1. The facts are fully set out by the learned Judge and we think it unnecessary to recapitulate them. It is sufficient to say that the decree in the original suit (C.S. No. 266 of 1886) made Tulja Ram Rao, the 18th defendant, accountable to the family, consisting of three branches besides that of Tulja Ram for a sum of Rs. 3,26,000 and odd. On appeal (Original Side Appeal No. 33 of 1892) he was held to be accountable for an additional sum of Rs. 1,40,000 and the half share in the Scottish Press purchased by him was declared to be family property, and it was also held that he must further account for a sum of Rs. 1,03,000 for his drawings from the press. The share of the plaintiff’s branch in the total sum for which Tulja Ram was held accountable was about Rs. 86,000. While Tulja Ram’s appeal against that decree was pending, a compromise was entered into between the parties by which the plaintiff’s father (the 2nd defendant) renounced his share of the amount decreed; the plaintiff in that suit gave up about Rs. 10,000 out of the amount decreed to him, and a widow who represented a third branch gave up more than Rs. 60,000. Tulja Ram withdrew his appeal and the plaintiff’s father entered tip satisfaction of the decree.
2. It is contended before us that as the plaintiff was a minor defendant in that suit, any compromise entered into by the second defendant, his father, who was her guardian ad litem, is not binding on him as the sanction of the court was not sought for and obtained. It is argued that though a bona fide compromise, by a father or a managing member of a family, of a disputed claim may, in certain circumstances, be binding on the minor members of the family, yet when the minor is a party to the suit he will not be bound by a compromise entered into by his father, appointed by the court guardian ad litem without the sanction of the court nor will he be bound by any such compromise even when a person other than the father or the guardian under Hindu Law is the guardian ad litem, because it is urged, when a guardian is appointed by a court the minor becomes a ward of court and any power which his father or any other person may have to bind his interest in any property in a pending suit is put an end to. We feel that there is a great force in this contention, and if it were necessary to decide the question we should hesitate to hold that a minor would be bound by any compromise with reference to such property without the sanction of the court.

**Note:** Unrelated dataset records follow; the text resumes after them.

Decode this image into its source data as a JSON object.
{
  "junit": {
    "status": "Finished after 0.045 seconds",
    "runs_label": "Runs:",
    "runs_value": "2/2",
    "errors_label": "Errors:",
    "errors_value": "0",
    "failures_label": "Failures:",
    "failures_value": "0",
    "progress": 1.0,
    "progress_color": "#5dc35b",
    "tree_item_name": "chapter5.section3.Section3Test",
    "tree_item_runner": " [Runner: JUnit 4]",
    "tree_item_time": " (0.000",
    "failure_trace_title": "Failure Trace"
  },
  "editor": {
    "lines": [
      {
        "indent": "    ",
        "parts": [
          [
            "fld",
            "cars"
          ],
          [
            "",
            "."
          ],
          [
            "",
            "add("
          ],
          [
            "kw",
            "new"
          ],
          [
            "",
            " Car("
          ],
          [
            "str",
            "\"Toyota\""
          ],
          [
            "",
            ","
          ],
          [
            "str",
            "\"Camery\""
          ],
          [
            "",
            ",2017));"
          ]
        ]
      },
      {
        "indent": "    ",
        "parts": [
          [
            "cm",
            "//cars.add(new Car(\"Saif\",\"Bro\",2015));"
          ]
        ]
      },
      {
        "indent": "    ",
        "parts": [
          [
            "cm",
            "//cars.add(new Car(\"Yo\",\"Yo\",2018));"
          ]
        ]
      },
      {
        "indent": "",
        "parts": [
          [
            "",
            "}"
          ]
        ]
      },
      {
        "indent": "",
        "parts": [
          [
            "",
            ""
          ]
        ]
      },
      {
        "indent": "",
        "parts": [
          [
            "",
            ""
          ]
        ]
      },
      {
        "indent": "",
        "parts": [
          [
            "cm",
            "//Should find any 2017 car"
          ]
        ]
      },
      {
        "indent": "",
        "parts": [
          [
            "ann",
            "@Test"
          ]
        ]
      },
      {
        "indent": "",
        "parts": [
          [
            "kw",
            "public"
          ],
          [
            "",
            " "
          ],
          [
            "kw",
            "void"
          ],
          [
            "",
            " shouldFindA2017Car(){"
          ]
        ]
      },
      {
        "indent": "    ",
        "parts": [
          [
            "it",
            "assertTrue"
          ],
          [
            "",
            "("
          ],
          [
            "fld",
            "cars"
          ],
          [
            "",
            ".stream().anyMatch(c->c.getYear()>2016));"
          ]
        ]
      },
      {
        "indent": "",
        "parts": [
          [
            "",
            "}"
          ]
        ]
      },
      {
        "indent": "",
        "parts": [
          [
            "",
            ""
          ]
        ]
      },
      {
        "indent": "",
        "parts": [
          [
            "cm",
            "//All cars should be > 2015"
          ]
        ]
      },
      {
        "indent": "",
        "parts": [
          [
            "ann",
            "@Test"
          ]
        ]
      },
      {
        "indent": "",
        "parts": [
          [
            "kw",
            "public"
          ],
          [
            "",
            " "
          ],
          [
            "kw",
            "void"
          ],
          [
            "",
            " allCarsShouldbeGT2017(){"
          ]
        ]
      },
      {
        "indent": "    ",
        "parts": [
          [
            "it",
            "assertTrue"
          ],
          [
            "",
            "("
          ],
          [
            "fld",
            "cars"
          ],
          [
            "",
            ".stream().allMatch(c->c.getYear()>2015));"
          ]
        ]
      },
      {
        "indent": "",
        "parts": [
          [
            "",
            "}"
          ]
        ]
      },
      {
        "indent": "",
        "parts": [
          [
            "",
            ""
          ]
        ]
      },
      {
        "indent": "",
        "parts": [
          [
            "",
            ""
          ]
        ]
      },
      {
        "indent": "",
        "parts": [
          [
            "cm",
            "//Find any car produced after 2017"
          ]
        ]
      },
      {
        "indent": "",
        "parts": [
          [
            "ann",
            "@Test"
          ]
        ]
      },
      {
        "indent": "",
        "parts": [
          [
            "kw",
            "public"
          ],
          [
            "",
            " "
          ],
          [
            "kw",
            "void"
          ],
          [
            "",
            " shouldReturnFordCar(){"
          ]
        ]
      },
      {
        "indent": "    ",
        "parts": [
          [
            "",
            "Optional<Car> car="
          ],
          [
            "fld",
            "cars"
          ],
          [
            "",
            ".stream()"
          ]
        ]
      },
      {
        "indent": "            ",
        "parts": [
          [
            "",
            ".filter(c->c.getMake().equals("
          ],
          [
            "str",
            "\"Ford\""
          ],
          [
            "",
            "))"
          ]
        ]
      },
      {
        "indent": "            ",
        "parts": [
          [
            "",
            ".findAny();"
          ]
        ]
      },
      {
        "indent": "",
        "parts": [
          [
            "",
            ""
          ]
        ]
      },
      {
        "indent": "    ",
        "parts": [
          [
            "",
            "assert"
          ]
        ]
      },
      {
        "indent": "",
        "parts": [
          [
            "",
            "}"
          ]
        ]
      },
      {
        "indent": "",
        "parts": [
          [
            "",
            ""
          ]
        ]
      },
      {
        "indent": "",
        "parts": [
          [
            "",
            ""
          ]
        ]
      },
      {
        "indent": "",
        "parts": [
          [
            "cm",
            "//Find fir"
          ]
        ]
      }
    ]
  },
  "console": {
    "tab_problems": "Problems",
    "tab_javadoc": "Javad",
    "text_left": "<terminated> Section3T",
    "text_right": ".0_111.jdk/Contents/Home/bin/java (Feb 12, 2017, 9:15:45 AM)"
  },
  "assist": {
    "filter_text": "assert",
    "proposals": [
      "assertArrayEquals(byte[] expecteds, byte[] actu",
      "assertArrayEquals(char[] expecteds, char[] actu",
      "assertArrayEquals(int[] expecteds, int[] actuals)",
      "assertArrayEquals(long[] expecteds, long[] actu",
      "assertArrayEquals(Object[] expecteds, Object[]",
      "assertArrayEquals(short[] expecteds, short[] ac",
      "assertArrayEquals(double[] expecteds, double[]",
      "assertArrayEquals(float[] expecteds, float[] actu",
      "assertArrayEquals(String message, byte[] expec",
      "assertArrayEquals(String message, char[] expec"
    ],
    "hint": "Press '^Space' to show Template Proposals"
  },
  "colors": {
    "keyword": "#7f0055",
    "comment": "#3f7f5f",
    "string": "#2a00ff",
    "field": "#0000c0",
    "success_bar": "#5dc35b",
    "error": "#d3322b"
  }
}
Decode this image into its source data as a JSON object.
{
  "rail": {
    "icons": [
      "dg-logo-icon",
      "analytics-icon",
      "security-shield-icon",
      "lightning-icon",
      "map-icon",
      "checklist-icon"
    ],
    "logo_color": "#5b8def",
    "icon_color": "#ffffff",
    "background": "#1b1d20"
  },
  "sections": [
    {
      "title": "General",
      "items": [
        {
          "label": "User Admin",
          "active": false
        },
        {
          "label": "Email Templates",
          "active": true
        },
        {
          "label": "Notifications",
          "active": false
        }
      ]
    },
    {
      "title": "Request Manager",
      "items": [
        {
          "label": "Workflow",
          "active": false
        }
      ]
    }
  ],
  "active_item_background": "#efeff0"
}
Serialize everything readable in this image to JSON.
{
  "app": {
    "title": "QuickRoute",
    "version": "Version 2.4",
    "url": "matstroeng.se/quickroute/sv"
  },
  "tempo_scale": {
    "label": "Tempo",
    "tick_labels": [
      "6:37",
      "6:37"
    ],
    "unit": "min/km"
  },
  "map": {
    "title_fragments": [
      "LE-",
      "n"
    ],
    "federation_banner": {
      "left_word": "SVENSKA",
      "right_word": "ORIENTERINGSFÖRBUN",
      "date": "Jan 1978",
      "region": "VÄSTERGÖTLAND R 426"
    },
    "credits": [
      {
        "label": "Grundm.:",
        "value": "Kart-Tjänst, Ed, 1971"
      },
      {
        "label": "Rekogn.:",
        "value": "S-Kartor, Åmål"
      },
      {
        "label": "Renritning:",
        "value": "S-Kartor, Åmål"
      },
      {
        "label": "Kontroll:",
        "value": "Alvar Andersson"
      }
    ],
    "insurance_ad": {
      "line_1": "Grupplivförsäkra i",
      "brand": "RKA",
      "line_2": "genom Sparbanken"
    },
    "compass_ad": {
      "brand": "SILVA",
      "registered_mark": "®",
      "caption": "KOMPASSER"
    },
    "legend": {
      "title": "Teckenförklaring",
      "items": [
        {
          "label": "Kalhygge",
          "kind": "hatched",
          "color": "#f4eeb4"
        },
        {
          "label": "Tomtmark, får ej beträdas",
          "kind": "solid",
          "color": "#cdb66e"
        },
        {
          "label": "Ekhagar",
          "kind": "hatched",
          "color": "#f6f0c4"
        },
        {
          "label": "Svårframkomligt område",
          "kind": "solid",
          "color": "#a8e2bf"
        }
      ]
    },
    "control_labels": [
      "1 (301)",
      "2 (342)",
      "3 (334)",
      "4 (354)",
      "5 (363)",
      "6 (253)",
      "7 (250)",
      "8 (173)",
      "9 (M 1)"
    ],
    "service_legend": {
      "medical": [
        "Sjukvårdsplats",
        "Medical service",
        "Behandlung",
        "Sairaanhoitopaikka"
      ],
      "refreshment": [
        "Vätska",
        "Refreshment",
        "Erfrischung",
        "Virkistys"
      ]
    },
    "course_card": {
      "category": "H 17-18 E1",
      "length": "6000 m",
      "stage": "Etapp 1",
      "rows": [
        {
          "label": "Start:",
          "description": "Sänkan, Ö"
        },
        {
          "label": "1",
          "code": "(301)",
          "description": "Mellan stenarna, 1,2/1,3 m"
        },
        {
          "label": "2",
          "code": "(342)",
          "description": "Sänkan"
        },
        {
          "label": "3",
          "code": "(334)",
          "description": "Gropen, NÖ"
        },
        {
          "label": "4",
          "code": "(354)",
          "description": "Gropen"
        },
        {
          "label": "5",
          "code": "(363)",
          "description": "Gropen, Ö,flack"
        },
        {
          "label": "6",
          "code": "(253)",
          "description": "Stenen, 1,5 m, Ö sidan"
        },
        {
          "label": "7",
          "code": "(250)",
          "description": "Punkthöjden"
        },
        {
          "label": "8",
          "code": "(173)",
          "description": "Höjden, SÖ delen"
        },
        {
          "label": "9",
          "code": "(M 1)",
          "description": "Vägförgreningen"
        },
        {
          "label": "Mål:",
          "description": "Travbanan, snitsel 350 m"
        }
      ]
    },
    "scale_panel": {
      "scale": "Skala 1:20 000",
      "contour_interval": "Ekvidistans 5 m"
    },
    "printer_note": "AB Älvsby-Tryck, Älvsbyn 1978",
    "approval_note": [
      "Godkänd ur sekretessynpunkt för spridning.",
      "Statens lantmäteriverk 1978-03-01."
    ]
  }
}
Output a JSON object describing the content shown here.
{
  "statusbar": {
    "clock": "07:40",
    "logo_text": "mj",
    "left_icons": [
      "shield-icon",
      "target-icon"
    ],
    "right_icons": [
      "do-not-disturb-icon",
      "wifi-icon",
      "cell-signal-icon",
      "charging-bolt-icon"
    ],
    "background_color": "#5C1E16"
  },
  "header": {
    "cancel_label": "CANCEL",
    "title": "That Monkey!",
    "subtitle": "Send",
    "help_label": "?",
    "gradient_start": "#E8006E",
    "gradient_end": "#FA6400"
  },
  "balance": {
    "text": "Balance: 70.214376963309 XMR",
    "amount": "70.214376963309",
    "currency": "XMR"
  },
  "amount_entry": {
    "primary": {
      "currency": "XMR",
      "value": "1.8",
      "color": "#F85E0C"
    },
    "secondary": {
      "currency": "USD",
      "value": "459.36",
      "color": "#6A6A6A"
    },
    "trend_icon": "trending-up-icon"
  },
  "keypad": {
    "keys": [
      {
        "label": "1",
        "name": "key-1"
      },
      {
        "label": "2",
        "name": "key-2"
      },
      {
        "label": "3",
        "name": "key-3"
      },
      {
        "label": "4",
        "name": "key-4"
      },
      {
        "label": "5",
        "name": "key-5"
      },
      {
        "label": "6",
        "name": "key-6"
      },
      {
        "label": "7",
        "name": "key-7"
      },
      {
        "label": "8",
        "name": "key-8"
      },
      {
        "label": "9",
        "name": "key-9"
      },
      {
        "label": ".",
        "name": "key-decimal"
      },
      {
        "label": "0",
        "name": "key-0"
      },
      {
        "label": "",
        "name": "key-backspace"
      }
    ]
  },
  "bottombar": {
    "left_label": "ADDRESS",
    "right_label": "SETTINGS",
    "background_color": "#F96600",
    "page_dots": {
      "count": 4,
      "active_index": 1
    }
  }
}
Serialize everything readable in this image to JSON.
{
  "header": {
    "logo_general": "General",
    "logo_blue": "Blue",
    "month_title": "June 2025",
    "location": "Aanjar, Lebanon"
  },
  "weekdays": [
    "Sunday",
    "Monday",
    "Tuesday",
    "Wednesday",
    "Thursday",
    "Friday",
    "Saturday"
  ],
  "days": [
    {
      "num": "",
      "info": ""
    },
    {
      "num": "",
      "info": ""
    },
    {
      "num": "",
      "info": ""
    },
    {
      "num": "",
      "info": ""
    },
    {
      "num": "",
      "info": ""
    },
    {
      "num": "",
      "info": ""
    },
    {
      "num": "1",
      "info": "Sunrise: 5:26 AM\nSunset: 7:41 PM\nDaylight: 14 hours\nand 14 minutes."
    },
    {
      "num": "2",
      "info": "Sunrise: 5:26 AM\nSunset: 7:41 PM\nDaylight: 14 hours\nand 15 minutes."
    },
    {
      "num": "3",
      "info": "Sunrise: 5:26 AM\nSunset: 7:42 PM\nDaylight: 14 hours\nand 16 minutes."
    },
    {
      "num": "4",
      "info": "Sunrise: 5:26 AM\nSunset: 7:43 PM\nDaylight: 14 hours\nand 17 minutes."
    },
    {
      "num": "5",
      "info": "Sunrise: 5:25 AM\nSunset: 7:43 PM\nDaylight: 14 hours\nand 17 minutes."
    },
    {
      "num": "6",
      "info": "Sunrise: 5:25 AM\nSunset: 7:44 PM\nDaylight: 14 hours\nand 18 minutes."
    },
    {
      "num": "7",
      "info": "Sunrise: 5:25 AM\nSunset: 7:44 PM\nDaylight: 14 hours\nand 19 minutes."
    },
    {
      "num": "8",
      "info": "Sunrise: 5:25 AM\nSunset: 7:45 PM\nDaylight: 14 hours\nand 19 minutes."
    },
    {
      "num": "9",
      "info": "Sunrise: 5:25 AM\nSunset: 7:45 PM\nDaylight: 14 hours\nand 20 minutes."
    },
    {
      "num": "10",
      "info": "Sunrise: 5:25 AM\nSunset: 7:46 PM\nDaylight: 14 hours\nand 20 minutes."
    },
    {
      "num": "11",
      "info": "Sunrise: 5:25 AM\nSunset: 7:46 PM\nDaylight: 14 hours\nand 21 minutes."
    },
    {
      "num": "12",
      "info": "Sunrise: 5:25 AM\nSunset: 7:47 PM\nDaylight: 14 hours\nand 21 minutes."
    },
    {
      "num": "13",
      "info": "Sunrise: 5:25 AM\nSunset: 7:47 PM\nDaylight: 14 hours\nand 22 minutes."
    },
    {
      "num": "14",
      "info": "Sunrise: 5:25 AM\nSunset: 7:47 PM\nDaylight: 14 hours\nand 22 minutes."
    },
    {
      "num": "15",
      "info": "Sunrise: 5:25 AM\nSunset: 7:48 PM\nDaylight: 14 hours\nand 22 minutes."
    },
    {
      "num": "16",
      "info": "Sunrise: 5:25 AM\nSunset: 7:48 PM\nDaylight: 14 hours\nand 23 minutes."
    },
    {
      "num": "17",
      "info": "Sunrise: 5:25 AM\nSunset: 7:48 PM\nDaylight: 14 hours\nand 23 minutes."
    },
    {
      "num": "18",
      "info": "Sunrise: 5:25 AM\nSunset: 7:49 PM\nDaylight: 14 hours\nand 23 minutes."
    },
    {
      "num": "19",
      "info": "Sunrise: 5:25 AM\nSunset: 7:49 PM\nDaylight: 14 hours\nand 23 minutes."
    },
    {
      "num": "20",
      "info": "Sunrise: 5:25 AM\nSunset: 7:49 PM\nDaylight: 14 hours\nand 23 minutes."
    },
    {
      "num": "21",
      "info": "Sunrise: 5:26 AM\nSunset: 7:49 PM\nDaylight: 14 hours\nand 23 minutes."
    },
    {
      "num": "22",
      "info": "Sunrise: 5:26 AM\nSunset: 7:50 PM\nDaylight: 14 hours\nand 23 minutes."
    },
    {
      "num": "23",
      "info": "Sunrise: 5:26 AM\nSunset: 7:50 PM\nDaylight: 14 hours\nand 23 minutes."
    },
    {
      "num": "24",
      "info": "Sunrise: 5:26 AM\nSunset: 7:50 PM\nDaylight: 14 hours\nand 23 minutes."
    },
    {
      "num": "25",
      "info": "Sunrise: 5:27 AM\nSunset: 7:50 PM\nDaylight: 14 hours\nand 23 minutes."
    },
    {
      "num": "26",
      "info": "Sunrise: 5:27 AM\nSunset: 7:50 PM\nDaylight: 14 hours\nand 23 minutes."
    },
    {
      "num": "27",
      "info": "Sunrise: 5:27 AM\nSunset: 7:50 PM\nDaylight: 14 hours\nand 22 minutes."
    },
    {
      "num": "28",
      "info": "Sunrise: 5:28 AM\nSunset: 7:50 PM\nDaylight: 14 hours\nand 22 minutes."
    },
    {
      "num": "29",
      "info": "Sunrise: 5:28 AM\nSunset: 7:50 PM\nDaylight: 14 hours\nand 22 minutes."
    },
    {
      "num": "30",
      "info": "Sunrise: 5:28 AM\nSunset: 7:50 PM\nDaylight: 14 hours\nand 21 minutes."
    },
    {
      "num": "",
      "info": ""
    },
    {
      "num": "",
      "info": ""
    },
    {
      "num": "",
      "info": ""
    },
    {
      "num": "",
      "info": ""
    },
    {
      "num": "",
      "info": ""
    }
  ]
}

3. In this case, however, a decree had been passed determining the rights of the parties, and the decree made the money (Rs. 86,000) payable to the plaintiff’s father, the third defendant in that suit. No sum was payable to the plaintiff, who was the 6th defendant, in that suit. It is no doubt, true that the money was, by virtue of the Hindu Law, payable to the plaintiff’s father as the representative of the branch of the family consisting of himself and his descendants, whether or not they were parties to the suit, and he was entitled to receive it only as ancestral property, not as separate property. But so far as the question before us is concerned he was the sole decree-holder entitled to enter up satisfaction. Section 462, Civil Procedure Code, only precludes “the next friend or guardian for the suit” from entering into any agreement “on behalf of a minor” without the leave of the court. If, therefore some other person had been the minor’s next friend or guardian for the suit, then the plaintiffs’ father could have entered into the agreement now in question with Tulja Ram, the judgment-debtor, on his own behalf without any reference to Section 462, C.P.C. His appointment as guardian ad litem would not deprive him of his capacity to act on his own behalf. But as the money was made payable to him only as the representative of the family of which he is the head, the compromise he entered into will be binding on the other members, including the plaintiff, only if it is a bona fide compromise of a disputed claim.
4. The learned Judge has held that this agreement (Ex. AA) was part of a family settlement which put an end to disputes between all members of the family and enabled the heads of the three branches of the family which thenceforth became divided from one another – the fourth being represented by a widow – to carry on in partnership the valuable business of the Scottish Press which could have been jeopardized by further quarrels. The plaintiff has not given any oral evidence. The documentary evidence has been read to us. It certainly shows that Tulja Ram believed that he had no grounds for appealing against the decree in the suit. He had competent counsel to advise him. The correspondence also shows that the matters in dispute were discussed fully between the parties and their advisers. The main questions raised in appeal as to the ownership of the half share of the Scottish Press which was purchased in Tulja Ram’s name and his liability for failure to collect over a lakh of rupees due to the family were undoubtedly substantial questions. The withdrawal of his appeal was therefore, in our opinion, good consideration to justify the plaintiff’s father in entering into the compromise. The terms of the compromise differed as between the parties because circumstances were different. We are, therefore, unable to treat the release (Ex. AA) as a gift by the plaintiff’s father to his brother Tulja Ram. Being of opinion, therefore, that the agreement is binding on the plaintiff, we dismiss the appeal with costs.